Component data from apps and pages
== Segment start ==

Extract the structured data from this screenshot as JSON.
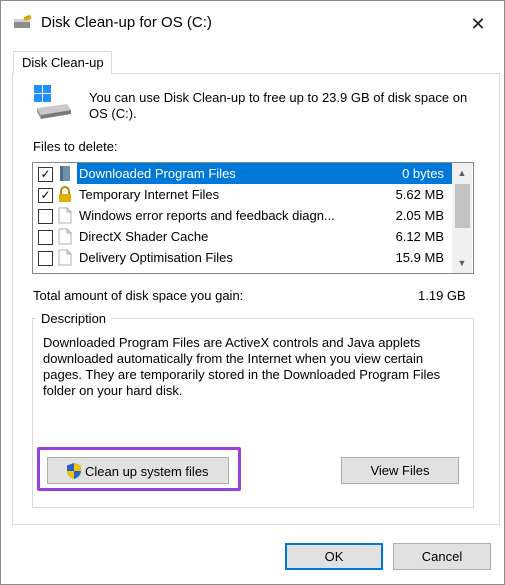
{
  "window": {
    "title": "Disk Clean-up for OS (C:)",
    "close_glyph": "✕"
  },
  "tabs": [
    {
      "label": "Disk Clean-up",
      "active": true
    }
  ],
  "intro": {
    "text": "You can use Disk Clean-up to free up to 23.9 GB of disk space on OS (C:)."
  },
  "files": {
    "label": "Files to delete:",
    "items": [
      {
        "name": "Downloaded Program Files",
        "size": "0 bytes",
        "checked": true,
        "selected": true,
        "icon": "folder-icon"
      },
      {
        "name": "Temporary Internet Files",
        "size": "5.62 MB",
        "checked": true,
        "selected": false,
        "icon": "lock-icon"
      },
      {
        "name": "Windows error reports and feedback diagn...",
        "size": "2.05 MB",
        "checked": false,
        "selected": false,
        "icon": "document-icon"
      },
      {
        "name": "DirectX Shader Cache",
        "size": "6.12 MB",
        "checked": false,
        "selected": false,
        "icon": "document-icon"
      },
      {
        "name": "Delivery Optimisation Files",
        "size": "15.9 MB",
        "checked": false,
        "selected": false,
        "icon": "document-icon"
      }
    ],
    "check_glyph": "✓"
  },
  "total": {
    "label": "Total amount of disk space you gain:",
    "value": "1.19 GB"
  },
  "description": {
    "label": "Description",
    "text": "Downloaded Program Files are ActiveX controls and Java applets downloaded automatically from the Internet when you view certain pages. They are temporarily stored in the Downloaded Program Files folder on your hard disk."
  },
  "buttons": {
    "cleanup_system": "Clean up system files",
    "view_files": "View Files",
    "ok": "OK",
    "cancel": "Cancel"
  },
  "colors": {
    "selection": "#0078d7",
    "highlight_frame": "#9b3fd9",
    "ok_border": "#0078d7"
  }
}
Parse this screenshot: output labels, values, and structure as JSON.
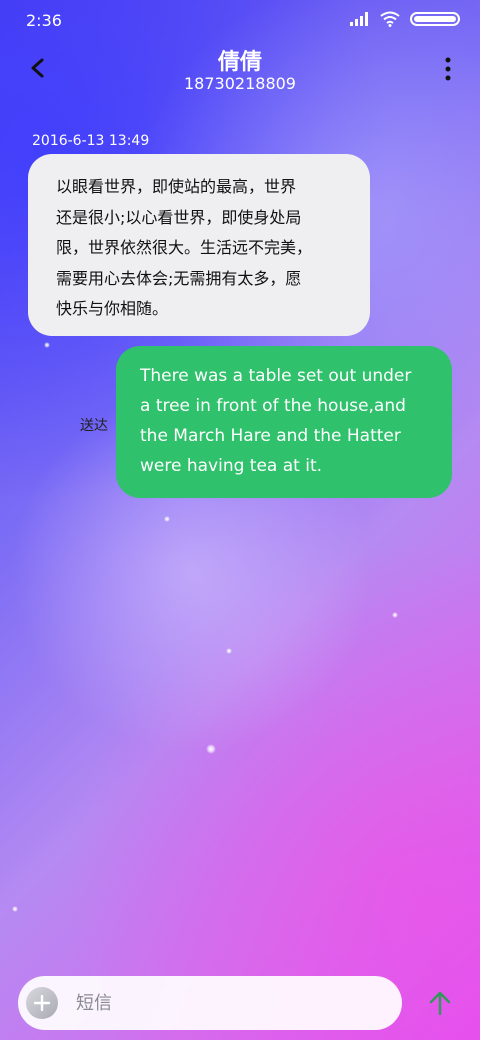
{
  "status_bar": {
    "time": "2:36",
    "battery_level": 1.0
  },
  "header": {
    "contact_name": "倩倩",
    "phone_number": "18730218809"
  },
  "messages": [
    {
      "direction": "incoming",
      "timestamp": "2016-6-13 13:49",
      "lines": [
        "以眼看世界，即使站的最高，世界",
        "还是很小;以心看世界，即使身处局",
        "限，世界依然很大。生活远不完美，",
        "需要用心去体会;无需拥有太多，愿",
        "快乐与你相随。"
      ]
    },
    {
      "direction": "outgoing",
      "status": "送达",
      "lines": [
        "There was a table set out under",
        "a tree in front of the house,and",
        "the March Hare and the Hatter",
        "were having tea at it."
      ]
    }
  ],
  "composer": {
    "placeholder": "短信",
    "value": ""
  },
  "colors": {
    "outgoing_bubble": "#2fc16c",
    "incoming_bubble": "#efeff2",
    "send_icon": "#2e9a55"
  },
  "icons": [
    "back-arrow-icon",
    "more-vertical-icon",
    "signal-icon",
    "wifi-icon",
    "battery-icon",
    "plus-icon",
    "send-arrow-icon"
  ]
}
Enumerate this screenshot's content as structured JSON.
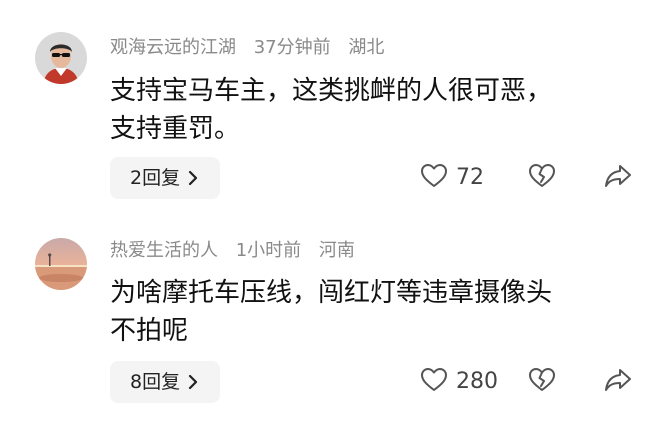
{
  "comments": [
    {
      "username": "观海云远的江湖",
      "time": "37分钟前",
      "location": "湖北",
      "text_lines": [
        "支持宝马车主，这类挑衅的人很可恶，",
        "支持重罚。"
      ],
      "replies_label": "2回复",
      "likes": "72",
      "avatar_icon": "man-with-sunglasses-avatar"
    },
    {
      "username": "热爱生活的人",
      "time": "1小时前",
      "location": "河南",
      "text_lines": [
        "为啥摩托车压线，闯红灯等违章摄像头",
        "不拍呢"
      ],
      "replies_label": "8回复",
      "likes": "280",
      "avatar_icon": "sunset-beach-avatar"
    }
  ],
  "colors": {
    "meta_text": "#8a8a8a",
    "body_text": "#111111",
    "reply_bg": "#f4f4f4",
    "icon_stroke": "#555555"
  }
}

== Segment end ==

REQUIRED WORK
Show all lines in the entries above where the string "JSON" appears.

FINISHED TASK
Extract the structured data from this screenshot as JSON.
Parse this screenshot: output labels, values, and structure as JSON.
Enumerate this screenshot's content as structured JSON.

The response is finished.